Vegetation - 11 of 10
Vegetation FAQs - 10 Found
Wetlands have come under natural and human threats (from subsiding or sinking land to draining or filling for new development). Scientists estimate that the lower 48 United States have lost more than half of their wetlands since colonial times.
Coastal wetlands especially have been seriously threatened. For example, Louisiana alone has 40 percent of the coastal wetlands in the lower 48 States and is still losing from 25 to 35 square miles a year of wetlands to open water because of erosion and subsidence.
In addition to coastal wetlands, seagrasses in the estuaries along the coast of the Gulf of Mexico and worldwide have been depleted. Serious problems also include the tremendous loss of forested wetlands in the South; while they account for more than a third of all wetlands in the lower 48 States, they also account for two thirds of the annual loss of all wetlands in the continental United States. Wildlife, especially migratory birds like waterfowl and Neotropical birds have experienced population declines and distributional shifts, partly because of habitat alteration.
Rivers and other aquatic habitats have also undergone huge changes. They suffer impacts from various causes, ranging from dredging to both point and nonpoint source pollutants to contaminants. Estuaries have also seen enormous changes in water quality and structure from dredging, fringing urban development, industries, and shipping. All of these, in turn, change the ecological structure and functions of these habitats and their ability to support fish, shellfish, and wildlife.
Restoring these wetlands and improving aquatic habitats have become imperative to maintaining an ecological balance.
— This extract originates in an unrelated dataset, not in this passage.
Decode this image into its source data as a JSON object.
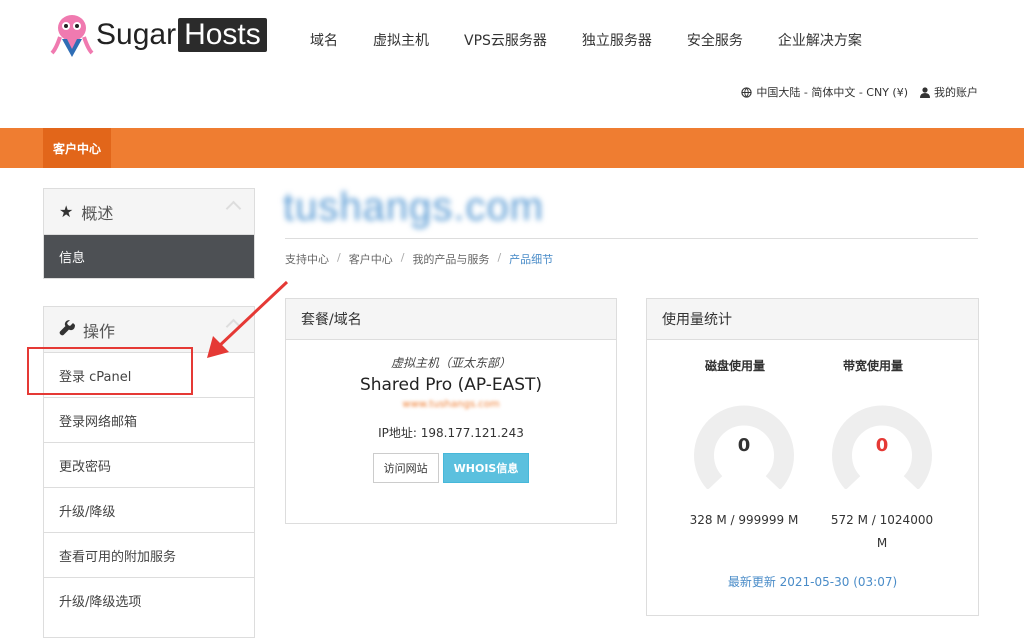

To restore and manage these valuable wetlands and deepwater habitats, however, requires scientific research because much remains unknown about which restoration and management techniques work best.